One of the things that stands out in the psalm we studied last Sunday morning (Psalm 21) is how nothing peculiar stands out. It’s not for lack of looking. There is a general context with some typical truths. God deserves praise for salvation. God’s enemies should beware His certain judgment. God is God and His people praise Him. While there are some meaty phrases worth meditating on, we don’t get anything exceptional.
The same might be said at the end of the day about any given Lord’s Day. We are not a people given to chasing novelty and extraordinary feelings anyway. But that doesn’t mean we don’t know enough to know what to do.
The liturgy of steadfastness is its own lesson. In these mortal bodies we will not grow out of the need to eat, nor will we mature past the point of praying to God for help and praising Him after He helps. Nor will the discipline of confessing our sins be useless, futile, superfluous.
Christian, the Lord requires your obedience, not because obedience earns salvation, but salvation effects obedience. The wages of sin is death, and Jesus “our sins in his body on the tree, that we might die to sin and live to righteousness” (1 Peter 2:24).

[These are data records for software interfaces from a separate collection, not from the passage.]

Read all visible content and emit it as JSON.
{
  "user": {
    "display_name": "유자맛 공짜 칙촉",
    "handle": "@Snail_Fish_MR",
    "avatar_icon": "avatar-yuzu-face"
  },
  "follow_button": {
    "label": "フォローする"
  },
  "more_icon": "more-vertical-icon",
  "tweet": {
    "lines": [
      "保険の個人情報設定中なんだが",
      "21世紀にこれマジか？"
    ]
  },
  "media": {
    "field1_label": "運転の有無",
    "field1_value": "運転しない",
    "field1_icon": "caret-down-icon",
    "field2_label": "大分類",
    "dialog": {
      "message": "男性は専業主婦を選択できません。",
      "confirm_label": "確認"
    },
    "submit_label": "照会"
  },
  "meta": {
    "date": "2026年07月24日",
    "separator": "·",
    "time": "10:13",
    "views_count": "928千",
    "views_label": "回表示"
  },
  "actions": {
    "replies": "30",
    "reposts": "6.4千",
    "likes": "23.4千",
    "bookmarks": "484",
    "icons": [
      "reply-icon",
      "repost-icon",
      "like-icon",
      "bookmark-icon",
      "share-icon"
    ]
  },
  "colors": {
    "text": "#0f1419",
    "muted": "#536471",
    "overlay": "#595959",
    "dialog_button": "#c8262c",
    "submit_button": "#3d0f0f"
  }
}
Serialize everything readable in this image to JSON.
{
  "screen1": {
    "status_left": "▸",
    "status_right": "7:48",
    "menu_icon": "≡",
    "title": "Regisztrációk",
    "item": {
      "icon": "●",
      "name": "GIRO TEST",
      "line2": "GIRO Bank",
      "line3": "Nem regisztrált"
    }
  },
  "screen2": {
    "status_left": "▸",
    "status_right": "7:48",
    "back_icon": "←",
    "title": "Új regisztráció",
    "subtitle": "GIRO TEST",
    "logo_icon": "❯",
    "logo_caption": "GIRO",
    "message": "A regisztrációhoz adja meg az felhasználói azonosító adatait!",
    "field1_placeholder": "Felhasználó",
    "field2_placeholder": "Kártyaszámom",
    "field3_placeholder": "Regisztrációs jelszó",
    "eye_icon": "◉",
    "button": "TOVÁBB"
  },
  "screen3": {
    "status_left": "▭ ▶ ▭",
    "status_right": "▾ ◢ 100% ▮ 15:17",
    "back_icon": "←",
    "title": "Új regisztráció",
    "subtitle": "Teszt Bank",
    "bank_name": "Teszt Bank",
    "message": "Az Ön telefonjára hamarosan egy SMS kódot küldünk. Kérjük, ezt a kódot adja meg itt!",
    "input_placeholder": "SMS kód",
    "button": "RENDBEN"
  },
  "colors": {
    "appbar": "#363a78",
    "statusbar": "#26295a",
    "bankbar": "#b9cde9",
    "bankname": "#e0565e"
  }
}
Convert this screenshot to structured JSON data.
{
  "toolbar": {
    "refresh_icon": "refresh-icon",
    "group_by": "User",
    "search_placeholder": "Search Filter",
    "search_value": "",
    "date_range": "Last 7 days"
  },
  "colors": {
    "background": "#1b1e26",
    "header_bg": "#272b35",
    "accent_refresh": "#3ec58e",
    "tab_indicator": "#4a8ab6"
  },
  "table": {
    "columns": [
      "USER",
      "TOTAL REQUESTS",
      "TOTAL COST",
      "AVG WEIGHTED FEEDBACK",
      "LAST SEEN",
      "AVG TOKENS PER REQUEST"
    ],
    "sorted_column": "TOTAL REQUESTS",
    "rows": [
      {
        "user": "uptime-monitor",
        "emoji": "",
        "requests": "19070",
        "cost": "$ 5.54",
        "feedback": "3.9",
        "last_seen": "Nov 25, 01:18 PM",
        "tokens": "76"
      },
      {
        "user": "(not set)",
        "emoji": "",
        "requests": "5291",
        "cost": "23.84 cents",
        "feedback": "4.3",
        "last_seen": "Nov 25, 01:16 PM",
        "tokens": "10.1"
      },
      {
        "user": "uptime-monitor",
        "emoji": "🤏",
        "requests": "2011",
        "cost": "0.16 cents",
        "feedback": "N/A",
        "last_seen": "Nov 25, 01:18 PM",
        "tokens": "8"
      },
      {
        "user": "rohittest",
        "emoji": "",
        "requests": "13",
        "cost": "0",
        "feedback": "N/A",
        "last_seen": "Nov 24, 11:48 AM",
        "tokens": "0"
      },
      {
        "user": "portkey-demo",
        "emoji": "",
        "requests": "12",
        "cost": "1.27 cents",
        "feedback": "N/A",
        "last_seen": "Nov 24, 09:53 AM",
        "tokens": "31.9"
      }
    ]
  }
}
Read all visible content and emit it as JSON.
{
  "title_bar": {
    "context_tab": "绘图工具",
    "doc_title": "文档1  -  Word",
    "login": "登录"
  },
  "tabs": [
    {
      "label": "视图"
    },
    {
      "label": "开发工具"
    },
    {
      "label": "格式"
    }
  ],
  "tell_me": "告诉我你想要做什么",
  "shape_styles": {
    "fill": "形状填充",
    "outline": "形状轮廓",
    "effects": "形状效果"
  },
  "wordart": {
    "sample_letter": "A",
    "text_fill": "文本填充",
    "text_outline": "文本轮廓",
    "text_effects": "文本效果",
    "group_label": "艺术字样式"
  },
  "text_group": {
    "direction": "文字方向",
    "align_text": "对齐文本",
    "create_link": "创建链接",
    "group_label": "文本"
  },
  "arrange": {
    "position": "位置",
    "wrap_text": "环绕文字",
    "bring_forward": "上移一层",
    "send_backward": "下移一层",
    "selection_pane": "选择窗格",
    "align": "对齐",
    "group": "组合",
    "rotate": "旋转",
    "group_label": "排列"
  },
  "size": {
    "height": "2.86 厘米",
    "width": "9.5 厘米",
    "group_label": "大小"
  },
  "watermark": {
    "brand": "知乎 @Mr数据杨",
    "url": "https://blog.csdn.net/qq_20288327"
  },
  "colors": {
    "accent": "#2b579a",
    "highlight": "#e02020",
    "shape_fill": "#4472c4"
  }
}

Confess your sins to Him. He is not bored of hearing us nor bored in cleansing and iterating us into sharing more of His holy glory week by week. He is the one with whom we have to do (Hebrews 4:13). He is the one for whom we do what we do.